In the wake of the stranglings, a woman told police that she had been sexually assaulted and choked to the point of unconsciousness in early October at the same abandoned property where Piacentini's body was found.
When a sketch she provided to investigators was released, another woman came forward and said that a similar-looking man had sexually assaulted and choked her into unconsciousness Oct. 31 in a lot on Sergeant Street near Kensington Avenue.
Although police have not characterized the two surviving victims as prostitutes, they said that the women had gone willingly with their attacker - who was a stranger - to the lots where they were assaulted.
Two other cases involving choking are under investigation by police:
* On Nov. 14, a woman claimed that a stranger approached her and offered to show her a shortcut home. Instead, the man raped and choked her in a lot on Flora Street near Carlisle, in North Philadelphia, then robbed her of $283, police said.
* On Nov. 28, a woman said that a man held a box cutter to her throat and forced her to a vacant lot on Buckius Street near Jasper, in Juniata Park, according to police. There, he ordered her to undress, and when she screamed he put a choke hold on her, police said. The woman was able to continue yelling, and the man eventually ran off, police said.
All of the surviving victims have offered similar descriptions of their attacker, according to police - a black or Latino man in his late 20s or early 30s, between 5 feet 8 and 6 feet, with a goatee and short hair.
Aside from the two homicides linked by DNA, police have no evidence that the cases are connected.
Still, Emery yesterday voiced a feeling that some relatives of the other victims have said they also harbor.
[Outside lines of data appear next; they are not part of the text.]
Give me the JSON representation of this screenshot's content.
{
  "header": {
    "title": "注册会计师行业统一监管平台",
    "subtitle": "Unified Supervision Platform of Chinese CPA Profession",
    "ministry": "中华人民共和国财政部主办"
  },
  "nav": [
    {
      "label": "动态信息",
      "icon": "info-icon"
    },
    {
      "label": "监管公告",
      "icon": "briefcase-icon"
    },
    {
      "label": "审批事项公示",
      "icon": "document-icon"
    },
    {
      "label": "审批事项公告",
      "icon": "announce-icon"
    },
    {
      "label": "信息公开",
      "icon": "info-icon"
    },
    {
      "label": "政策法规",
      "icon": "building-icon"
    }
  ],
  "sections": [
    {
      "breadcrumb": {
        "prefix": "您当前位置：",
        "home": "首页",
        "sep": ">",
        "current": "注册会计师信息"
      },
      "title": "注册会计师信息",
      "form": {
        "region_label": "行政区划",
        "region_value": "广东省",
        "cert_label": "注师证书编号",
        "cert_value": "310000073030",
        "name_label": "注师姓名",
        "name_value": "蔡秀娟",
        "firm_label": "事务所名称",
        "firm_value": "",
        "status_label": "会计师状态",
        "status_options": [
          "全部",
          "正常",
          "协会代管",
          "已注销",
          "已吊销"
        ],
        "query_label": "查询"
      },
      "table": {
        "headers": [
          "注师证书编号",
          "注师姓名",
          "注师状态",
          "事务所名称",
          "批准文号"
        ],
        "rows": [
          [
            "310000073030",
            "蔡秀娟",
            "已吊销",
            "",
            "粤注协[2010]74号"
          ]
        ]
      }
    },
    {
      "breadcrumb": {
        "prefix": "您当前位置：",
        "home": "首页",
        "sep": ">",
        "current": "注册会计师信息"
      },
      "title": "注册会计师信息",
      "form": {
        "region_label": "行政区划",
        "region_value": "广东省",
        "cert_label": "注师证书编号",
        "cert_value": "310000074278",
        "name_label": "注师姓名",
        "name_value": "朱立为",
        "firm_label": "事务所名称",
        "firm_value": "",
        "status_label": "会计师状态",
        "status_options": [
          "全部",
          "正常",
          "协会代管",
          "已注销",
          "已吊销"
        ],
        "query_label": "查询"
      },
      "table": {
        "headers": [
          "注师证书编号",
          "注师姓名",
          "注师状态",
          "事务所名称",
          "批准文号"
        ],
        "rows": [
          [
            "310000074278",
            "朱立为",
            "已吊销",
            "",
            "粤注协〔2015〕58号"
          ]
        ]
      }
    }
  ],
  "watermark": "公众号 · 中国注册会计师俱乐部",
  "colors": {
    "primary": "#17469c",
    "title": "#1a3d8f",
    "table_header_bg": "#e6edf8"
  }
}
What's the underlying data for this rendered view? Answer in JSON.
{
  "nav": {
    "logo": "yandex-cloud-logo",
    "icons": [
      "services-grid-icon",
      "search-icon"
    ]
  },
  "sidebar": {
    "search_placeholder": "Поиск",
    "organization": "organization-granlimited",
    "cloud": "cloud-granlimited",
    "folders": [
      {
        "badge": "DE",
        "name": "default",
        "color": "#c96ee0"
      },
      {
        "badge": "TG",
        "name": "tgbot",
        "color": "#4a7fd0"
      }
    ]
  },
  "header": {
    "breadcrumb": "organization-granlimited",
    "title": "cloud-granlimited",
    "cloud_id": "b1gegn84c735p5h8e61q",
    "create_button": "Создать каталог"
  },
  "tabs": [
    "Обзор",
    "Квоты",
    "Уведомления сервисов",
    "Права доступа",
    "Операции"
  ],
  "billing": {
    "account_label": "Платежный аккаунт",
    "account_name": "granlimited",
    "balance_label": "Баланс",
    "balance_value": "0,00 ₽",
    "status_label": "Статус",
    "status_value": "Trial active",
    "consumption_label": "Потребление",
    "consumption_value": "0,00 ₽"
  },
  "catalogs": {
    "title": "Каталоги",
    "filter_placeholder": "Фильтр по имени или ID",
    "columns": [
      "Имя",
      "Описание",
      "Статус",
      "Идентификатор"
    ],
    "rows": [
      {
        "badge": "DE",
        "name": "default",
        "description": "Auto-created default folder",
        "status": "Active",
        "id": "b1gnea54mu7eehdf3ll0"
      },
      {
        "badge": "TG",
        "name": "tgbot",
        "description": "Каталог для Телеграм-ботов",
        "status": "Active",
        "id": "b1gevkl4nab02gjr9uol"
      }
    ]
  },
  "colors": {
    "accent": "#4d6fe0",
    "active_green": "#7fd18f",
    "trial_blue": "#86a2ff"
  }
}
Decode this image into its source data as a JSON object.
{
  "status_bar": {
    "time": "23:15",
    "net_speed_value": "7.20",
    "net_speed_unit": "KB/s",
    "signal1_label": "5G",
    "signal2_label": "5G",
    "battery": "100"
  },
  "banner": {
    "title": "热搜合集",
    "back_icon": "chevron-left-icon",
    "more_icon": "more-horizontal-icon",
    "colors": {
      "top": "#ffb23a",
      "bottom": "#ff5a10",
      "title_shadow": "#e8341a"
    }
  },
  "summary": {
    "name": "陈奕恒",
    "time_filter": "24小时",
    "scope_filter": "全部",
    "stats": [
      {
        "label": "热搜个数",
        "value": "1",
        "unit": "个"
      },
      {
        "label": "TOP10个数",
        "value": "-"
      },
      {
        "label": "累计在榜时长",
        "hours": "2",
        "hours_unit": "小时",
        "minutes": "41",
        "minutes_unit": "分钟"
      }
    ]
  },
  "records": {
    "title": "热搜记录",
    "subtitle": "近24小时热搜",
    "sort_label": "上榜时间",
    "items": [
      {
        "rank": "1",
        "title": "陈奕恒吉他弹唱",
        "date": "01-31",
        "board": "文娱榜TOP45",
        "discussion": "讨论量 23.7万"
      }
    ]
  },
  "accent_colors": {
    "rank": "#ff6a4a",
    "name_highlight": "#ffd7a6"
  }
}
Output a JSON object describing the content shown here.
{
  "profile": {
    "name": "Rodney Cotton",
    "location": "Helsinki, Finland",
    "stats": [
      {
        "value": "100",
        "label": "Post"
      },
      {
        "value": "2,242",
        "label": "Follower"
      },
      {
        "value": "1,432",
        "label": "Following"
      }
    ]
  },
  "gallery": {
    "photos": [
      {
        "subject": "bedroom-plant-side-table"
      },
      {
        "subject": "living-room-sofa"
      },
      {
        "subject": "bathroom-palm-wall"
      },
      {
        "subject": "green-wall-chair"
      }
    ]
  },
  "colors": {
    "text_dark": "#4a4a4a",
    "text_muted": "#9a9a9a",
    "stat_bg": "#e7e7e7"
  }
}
"Let's get the guy, so he can't do it again," she said. "I mean, how many of our daughters have to get killed?"